Information supplied START
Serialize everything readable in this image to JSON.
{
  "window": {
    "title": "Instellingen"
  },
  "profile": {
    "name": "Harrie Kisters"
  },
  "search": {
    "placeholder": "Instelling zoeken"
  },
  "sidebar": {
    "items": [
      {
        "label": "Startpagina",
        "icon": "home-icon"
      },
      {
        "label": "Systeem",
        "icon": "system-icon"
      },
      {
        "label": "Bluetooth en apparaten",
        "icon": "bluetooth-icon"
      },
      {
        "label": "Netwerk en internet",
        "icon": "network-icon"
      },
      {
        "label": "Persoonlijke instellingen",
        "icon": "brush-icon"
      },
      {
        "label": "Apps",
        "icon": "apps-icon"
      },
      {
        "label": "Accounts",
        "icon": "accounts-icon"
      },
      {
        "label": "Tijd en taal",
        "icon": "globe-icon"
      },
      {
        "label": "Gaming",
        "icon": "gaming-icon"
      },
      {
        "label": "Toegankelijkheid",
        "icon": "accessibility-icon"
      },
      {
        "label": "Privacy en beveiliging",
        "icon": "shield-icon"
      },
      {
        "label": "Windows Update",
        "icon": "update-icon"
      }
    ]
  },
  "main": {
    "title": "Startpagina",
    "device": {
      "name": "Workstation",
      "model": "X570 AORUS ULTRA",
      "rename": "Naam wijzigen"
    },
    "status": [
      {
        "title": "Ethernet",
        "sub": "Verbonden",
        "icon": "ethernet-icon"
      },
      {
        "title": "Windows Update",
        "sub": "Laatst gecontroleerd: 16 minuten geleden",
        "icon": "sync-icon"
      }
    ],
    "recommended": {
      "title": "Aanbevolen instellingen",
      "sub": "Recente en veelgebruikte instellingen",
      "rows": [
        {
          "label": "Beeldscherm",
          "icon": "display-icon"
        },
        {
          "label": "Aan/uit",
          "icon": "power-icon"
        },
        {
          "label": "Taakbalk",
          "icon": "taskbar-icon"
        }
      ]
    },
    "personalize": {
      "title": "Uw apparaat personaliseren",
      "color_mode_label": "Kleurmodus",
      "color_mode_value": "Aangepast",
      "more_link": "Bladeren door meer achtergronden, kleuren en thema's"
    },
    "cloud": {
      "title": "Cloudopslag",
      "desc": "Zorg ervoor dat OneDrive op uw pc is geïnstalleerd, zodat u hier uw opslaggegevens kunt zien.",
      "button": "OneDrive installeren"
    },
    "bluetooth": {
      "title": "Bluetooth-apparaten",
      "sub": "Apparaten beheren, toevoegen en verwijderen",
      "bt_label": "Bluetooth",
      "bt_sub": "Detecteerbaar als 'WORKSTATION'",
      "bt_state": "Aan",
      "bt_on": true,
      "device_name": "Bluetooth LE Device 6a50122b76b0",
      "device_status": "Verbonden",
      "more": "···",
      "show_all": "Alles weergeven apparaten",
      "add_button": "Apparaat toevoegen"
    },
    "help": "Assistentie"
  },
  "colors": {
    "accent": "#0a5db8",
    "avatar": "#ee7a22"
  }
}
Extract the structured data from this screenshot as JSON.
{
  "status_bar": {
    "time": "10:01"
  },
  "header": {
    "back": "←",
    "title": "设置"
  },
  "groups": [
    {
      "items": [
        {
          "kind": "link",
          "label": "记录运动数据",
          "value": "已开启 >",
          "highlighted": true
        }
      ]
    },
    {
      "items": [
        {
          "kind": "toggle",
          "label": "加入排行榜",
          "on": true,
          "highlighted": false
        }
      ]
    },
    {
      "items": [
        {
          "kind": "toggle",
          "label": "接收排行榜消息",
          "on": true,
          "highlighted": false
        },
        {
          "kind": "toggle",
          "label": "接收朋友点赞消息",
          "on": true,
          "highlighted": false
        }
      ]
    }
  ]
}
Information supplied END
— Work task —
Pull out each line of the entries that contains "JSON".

— Exercise result —
Serialize everything readable in this image to JSON.
Extract the structured data from this screenshot as JSON.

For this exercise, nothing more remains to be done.